AVAILABLE DATA section start

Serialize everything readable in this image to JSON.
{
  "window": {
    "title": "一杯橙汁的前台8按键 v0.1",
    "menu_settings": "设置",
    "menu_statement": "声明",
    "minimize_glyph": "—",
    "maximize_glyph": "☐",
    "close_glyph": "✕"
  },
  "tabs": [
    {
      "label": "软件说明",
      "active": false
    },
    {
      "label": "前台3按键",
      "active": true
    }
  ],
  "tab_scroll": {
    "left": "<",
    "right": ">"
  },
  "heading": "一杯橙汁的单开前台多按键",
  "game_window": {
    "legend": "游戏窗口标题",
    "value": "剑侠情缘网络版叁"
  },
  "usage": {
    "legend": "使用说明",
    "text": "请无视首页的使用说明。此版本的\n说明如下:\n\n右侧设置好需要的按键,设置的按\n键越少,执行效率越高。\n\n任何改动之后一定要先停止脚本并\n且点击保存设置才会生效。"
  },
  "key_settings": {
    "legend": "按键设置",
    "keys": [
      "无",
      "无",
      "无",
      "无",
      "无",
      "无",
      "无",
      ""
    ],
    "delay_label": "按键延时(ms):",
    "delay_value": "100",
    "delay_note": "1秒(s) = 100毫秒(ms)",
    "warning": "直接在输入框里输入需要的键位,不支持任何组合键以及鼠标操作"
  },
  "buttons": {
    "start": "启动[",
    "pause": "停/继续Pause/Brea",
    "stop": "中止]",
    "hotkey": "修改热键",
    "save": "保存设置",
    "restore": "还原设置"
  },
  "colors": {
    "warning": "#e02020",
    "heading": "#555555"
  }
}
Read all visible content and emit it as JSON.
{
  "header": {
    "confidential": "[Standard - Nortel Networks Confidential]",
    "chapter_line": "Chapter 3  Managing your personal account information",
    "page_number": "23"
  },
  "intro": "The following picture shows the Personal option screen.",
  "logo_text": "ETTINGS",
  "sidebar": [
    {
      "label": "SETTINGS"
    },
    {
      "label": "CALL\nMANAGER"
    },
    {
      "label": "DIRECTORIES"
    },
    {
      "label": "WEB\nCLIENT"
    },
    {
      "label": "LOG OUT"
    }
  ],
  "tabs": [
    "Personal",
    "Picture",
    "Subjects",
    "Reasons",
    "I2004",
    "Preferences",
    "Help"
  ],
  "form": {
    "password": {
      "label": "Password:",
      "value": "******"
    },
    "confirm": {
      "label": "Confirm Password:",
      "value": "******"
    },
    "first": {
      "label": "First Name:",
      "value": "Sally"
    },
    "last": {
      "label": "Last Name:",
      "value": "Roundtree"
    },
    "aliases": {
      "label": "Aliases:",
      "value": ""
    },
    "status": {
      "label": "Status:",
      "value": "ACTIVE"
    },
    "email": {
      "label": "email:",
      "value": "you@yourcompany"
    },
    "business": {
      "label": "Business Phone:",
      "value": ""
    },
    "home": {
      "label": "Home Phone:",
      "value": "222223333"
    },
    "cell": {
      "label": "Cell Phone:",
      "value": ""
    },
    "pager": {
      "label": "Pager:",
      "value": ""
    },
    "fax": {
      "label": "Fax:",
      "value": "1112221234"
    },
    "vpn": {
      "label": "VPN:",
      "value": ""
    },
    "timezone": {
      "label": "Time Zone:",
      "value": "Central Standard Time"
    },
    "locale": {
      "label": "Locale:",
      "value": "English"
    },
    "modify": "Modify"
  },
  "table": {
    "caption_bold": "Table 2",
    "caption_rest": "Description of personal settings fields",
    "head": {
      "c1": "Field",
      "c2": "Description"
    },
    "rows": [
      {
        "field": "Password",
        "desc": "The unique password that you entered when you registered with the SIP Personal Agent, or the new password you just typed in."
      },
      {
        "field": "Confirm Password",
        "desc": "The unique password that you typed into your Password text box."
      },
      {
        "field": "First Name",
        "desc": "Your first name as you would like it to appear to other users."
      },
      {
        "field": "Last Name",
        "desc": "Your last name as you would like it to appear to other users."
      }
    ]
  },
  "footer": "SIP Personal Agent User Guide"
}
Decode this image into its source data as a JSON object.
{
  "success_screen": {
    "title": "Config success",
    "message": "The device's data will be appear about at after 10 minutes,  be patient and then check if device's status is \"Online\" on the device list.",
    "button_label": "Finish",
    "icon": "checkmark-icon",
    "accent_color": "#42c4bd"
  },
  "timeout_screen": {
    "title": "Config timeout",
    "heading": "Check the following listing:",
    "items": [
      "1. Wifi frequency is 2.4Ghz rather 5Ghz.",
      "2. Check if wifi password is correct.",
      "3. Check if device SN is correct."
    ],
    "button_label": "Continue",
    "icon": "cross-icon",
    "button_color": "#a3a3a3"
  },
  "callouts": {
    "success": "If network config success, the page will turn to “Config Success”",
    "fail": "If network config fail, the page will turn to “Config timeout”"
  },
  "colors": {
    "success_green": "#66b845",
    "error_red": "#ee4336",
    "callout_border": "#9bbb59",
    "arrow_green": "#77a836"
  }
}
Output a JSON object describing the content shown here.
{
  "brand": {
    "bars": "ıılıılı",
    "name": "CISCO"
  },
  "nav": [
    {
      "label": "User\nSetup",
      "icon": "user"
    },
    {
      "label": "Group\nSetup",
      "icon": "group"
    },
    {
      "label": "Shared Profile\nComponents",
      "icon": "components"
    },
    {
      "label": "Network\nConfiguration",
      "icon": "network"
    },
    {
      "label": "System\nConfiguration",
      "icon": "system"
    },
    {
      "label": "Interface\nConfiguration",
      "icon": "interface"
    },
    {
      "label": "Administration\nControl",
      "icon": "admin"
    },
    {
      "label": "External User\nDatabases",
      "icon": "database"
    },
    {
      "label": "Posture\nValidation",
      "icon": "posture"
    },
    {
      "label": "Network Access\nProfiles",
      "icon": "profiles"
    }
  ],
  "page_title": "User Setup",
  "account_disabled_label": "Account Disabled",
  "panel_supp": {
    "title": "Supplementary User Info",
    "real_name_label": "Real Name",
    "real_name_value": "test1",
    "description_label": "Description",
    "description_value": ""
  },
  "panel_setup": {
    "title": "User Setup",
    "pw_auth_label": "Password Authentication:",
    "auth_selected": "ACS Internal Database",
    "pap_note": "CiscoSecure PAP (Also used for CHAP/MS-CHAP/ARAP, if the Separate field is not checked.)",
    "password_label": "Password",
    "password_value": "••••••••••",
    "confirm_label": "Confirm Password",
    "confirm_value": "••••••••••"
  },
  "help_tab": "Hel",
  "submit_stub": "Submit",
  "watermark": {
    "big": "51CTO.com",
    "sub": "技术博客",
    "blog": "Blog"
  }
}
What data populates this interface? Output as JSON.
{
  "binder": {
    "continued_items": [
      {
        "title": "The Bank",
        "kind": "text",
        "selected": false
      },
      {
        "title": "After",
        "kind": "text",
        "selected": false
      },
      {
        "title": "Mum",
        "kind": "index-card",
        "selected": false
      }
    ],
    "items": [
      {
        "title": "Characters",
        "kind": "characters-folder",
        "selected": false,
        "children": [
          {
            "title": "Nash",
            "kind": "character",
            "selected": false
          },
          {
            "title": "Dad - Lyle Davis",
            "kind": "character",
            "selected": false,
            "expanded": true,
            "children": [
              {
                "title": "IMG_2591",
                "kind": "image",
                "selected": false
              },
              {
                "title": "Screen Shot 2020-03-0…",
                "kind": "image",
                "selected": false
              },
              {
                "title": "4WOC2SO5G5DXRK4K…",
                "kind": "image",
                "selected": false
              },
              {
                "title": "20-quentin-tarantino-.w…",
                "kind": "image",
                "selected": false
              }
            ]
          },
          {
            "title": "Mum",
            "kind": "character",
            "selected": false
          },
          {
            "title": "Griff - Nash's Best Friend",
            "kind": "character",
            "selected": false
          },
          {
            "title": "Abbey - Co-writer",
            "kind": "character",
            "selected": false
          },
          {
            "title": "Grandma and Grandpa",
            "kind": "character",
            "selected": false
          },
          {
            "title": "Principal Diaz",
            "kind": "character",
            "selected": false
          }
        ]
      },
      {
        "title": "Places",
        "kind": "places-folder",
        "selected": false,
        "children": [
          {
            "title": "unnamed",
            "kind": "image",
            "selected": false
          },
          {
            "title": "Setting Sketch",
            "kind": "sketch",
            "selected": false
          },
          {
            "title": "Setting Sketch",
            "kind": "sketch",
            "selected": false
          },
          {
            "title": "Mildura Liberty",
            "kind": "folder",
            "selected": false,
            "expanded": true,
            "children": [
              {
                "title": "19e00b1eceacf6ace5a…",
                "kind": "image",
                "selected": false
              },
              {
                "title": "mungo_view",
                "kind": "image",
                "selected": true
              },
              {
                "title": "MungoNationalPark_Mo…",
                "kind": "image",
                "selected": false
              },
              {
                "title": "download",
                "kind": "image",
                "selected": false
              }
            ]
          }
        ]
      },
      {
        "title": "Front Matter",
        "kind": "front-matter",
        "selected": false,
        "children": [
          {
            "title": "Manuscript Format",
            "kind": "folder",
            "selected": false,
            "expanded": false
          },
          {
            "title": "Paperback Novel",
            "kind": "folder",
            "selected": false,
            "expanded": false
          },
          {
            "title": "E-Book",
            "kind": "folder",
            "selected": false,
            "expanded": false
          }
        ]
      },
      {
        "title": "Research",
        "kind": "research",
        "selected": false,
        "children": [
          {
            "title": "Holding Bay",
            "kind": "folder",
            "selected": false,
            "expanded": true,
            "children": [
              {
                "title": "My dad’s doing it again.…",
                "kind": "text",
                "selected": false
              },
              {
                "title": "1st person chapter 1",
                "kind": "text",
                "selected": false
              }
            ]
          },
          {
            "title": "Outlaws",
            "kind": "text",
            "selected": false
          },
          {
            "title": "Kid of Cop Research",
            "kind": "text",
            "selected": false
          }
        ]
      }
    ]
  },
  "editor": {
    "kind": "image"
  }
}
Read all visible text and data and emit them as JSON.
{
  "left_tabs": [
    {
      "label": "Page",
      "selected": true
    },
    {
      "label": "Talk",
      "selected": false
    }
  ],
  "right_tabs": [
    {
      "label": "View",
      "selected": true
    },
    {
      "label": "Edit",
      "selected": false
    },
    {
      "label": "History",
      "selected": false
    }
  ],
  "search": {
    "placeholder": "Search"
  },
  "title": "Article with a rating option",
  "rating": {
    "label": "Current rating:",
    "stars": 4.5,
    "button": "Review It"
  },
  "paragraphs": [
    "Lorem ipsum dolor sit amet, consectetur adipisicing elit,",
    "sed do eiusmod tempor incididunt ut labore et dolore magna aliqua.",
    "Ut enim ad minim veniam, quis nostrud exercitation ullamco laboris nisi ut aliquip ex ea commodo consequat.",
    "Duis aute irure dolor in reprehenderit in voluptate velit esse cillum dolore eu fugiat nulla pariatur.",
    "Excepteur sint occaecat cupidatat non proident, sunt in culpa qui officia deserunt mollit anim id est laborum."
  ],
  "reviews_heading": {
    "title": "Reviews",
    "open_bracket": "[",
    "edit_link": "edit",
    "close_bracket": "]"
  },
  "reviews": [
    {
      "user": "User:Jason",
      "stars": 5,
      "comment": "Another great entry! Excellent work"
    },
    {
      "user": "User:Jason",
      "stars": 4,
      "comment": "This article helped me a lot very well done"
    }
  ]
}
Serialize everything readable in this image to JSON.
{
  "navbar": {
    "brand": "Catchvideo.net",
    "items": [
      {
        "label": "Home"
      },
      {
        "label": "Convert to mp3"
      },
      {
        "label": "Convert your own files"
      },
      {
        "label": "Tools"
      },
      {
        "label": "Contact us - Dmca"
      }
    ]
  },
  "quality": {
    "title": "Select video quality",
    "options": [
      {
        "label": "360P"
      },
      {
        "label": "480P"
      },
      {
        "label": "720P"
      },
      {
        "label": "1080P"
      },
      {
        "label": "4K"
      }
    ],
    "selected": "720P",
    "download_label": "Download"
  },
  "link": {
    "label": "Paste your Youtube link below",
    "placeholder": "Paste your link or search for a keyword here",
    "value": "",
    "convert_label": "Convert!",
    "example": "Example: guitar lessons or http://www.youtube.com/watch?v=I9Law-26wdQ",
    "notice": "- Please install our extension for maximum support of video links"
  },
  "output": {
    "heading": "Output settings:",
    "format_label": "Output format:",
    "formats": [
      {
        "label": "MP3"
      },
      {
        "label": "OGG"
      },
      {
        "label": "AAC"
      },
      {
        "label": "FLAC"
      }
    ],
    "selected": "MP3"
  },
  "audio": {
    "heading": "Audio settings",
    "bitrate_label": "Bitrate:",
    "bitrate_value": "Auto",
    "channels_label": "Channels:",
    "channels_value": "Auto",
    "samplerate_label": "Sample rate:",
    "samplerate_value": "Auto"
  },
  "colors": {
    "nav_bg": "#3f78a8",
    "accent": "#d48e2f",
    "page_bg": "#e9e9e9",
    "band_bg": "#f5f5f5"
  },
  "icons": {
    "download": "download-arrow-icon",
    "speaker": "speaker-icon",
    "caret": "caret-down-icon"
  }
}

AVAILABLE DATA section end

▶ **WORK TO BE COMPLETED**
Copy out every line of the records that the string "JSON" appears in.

▶ **YOUR RESPONSE**
Serialize everything readable in this image to JSON.
Read all visible content and emit it as JSON.
Decode this image into its source data as a JSON object.
Output a JSON object describing the content shown here.
What data populates this interface? Output as JSON.
Read all visible text and data and emit them as JSON.
Serialize everything readable in this image to JSON.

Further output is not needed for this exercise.